Saturday, March 24, 2018

Money Can't Buy You Life Satisfaction

Image result for john piippo happy
Store, in Ann Arbor
Berkeley sociologist Amitai Etzioni's Happiness Is the Wrong Metric: A Liberal Communitarian Response to Populism, is available FREE for Kindle.

I'm reading it this afternoon. 

Early in the book Etzioni cites massive sociological date supoorting the idea that increased income adds nothing to life satisfaction, beyond a point.

Here are some quotes.

There is a "rising disconnect between income and happiness."

"The preponderance of the social scientific literature suggests that once income reaches a certain threshold, additional income creates little additional satisfaction." 

"One’s socioeconomic status has a meager effect on one’s “sense of well-being” and no significant effect on one’s life satisfaction."

"Jonathan Freedman discovered that levels of reported happiness do not vary greatly among the members of different economic classes, with the exception of the very poor, who tend to be less happy than others."

"A 2010 study by Daniel Kahneman and Angus Deaton identified the point after which there is less correlation between additional income and additional happiness: $75,000 (Kahneman and Deaton 2010). The study found that while a positive relationship existed between income and life evaluation,3 higher income did not improve emotional well-being4 (See Kahneman and Deaton 2010). Hence, whereas life evaluation rises steadily with increases in income, emotional well-being does not progress once an annual income of $75,000 is reached."

The preponderance of the evidence suggests that income above a certain level does not buy much additional happiness."

Individual happiness seems to be determined by one’s income relative to others, rather than one’s absolute income.
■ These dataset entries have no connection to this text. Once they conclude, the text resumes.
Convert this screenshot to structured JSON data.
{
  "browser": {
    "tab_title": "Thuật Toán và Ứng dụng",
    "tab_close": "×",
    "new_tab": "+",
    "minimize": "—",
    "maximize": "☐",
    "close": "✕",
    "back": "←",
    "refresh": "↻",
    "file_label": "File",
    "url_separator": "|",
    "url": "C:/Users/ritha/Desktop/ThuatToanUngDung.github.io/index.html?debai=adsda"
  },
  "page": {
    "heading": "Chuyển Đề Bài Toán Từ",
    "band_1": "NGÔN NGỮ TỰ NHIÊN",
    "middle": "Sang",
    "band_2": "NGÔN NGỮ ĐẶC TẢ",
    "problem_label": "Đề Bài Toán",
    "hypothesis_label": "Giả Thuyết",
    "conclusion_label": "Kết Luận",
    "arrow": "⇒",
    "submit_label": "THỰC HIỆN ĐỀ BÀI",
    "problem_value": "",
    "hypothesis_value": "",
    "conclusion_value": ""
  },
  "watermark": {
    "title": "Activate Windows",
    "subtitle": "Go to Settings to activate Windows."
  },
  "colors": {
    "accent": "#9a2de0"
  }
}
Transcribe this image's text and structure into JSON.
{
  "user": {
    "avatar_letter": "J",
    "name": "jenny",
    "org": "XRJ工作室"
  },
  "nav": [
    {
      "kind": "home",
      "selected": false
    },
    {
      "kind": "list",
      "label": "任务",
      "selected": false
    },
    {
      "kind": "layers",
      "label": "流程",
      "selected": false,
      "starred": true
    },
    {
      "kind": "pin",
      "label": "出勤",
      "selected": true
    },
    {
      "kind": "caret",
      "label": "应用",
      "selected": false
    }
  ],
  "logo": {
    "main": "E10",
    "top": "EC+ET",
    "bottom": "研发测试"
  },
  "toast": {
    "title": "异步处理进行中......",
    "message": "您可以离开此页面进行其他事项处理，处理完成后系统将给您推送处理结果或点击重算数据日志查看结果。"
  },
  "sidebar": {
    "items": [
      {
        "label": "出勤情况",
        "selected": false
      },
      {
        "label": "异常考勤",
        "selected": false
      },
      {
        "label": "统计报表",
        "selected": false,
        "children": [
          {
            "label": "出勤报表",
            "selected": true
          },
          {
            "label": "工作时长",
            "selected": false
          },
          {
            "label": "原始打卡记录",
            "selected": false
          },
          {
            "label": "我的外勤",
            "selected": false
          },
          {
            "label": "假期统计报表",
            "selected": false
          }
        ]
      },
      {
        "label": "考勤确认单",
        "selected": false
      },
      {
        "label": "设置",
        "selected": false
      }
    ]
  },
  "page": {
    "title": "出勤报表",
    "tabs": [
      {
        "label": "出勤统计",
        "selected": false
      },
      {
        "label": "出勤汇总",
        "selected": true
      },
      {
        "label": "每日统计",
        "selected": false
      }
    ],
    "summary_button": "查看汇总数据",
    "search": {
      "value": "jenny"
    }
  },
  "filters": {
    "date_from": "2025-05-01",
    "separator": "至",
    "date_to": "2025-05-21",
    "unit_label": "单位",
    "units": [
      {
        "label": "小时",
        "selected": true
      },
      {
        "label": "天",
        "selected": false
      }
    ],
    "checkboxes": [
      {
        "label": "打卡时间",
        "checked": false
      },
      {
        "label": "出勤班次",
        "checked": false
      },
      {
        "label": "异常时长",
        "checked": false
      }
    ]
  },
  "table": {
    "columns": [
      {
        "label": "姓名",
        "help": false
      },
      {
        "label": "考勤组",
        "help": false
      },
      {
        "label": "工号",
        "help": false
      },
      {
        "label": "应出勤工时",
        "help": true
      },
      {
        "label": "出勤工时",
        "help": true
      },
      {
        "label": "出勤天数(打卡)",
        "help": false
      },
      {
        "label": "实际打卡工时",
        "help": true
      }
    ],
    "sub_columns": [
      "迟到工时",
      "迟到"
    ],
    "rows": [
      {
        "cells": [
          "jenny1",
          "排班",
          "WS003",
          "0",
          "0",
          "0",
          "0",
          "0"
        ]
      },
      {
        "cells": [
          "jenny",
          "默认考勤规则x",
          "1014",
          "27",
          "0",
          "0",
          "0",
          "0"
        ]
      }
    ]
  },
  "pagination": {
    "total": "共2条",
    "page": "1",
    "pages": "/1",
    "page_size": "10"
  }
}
One interpretation of this claim is the familiar concept of “keeping up with the Joneses”—an expression that captures the use of goods in a status competition among members of the community. Goods are used as visible markers of one’s standing in this never-ending race. This explains why an increase in a nation’s nation’s collective wealth often fails to increase reported happiness. If practically everyone has three televisions and two cars, owning three televisions and two cars may buy little pride relative to others. Moreover, even very wealthy people can always find someone who earns more than they do. The same factor also seems to explain why people in small towns are happier than those in big cities."